We recently discussed SMART Goal setting as an extremely useful tool for reaching our health goals. However, it is unusual to successfully change for good without a few hiccups along the way, and most people find that they relapse into old habits from time to time.
However, if this happens to you, try not to worry! It's best to think of the process as a learning curve and to make it your aim to gain as much as you can from the experience.
What stage in the behavioral change process are you currently at?
Research has shown that we go through a number of different stages, as we attempt to change our behaviors. These include:
- Pre-contemplation - Not ready to change
- Contemplation - Thinking about change
- Preparation - Getting ready to make a change
- Action - Making changes, taking action
- Maintenance - Sustaining change until it becomes part of your lifestyle
- Relapse - Slipping back to previous behaviors and re-entering the cycle of change
- Termination - Leaving the cycle of change
What stage are you currently at on the change process?
Accepting your need to change
Your doctor may have told you that you have a particular health problem, however you need to ask yourself, "Do I really believe/agree that I have this problem?" If you can't see what your doctor is concerned about you probably won't have the willpower to make any lifestyle changes, at least not long-term changes.
Are you ready for change?
To successfully make changes in our lifestyle, the change must be important to us personally. Ask yourself, "How will I benefit personally if I change my lifestyle?" For example if you say, "I want to lose weight for my upcoming holiday," this is usually not a good enough reason. Unfortunately, following their holiday, many find that they're back to square one in terms of motivation to continue. A better example would be, "I want to lose weight so that I can see my children grow up."
Also, consider the fact that ‘now' may not be the right time for you to change. Ask yourself, "Are there factors in my life right now which will make following a healthy lifestyle difficult?" It can be very disheartening to attempt change, only to find that you're unable to achieve what you wanted. Therefore, give some consideration to any circumstances, which may present a challenge or a hindrance to you at present. Perhaps you can try again in one week or a month's time.
Were you successful in achieving your goals?

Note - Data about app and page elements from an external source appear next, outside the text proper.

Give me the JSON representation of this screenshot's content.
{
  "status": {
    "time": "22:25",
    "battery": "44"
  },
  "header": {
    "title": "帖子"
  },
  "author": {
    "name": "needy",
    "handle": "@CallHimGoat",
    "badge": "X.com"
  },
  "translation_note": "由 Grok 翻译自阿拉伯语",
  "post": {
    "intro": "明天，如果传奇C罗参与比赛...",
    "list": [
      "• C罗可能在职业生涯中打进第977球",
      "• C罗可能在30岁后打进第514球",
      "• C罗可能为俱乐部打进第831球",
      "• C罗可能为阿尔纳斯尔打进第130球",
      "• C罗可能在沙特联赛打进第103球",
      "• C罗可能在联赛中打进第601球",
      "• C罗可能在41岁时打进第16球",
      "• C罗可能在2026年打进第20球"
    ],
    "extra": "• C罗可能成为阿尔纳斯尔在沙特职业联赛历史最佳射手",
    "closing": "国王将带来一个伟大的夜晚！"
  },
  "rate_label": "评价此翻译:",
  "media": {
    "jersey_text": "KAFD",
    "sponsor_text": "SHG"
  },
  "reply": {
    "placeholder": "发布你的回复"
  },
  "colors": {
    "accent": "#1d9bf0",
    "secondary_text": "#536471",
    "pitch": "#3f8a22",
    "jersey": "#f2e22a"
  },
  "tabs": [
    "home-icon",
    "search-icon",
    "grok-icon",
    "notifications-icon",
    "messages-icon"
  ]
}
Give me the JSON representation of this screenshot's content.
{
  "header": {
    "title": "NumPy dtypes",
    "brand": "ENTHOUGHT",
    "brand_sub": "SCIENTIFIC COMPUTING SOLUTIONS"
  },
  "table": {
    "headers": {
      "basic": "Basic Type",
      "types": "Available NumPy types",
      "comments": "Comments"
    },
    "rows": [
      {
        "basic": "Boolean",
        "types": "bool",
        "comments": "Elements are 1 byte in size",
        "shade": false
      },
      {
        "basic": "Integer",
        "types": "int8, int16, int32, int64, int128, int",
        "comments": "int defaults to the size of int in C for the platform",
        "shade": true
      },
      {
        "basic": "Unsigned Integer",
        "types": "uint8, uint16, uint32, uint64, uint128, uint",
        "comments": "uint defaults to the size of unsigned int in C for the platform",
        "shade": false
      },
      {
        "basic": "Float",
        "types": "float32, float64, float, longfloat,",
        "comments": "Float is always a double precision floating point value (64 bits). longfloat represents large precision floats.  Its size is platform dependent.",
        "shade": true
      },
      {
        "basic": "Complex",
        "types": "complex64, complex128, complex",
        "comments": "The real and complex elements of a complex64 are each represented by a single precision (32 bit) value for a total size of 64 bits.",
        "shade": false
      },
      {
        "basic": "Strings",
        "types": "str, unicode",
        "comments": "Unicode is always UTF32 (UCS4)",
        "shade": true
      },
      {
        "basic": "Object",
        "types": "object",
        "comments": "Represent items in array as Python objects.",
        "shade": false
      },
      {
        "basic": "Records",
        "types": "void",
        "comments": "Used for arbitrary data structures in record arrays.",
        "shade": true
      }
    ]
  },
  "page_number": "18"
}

The final step is to access how you did at reaching your goals. Were you successful? Did you set unachievable goals? Did something else hinder your progress? For example, your health, friends, family, or work? If you were successful, congratulations! Remember to reward your successes.
Past experiences will probably have taught you how easy it is to slip back into old habits, and for most it takes months for a new behavior to become a way of life. Therefore, try not to be discouraged if you relapse, and realize that it's all part of your journey - tomorrow is a new day!
1) Accept that your lifestyle needs to change
2) Stay positive, focus on your progress, not your shortcoming
3) Set realistic goals
4) Prepare for relapses
5) Access how successful you've been in reaching your goals
6) Reward your success
However, it's not always easy to make changes without guidance or advice. Our site expert, Melanie Thomassian, offers practical tips for setting and achieving goals that will help improve your health. (Read her previous post on "Setting SMART Goals.")
Also, read Mel's "Six Basic Steps to a Healthier Heart" for easy ways to incorporate heart friendly nutrients into your diet.
Melanie Thomassian is the author of Dietriffic.com, an online resource for credible dietary advice, exercise tips, and much more!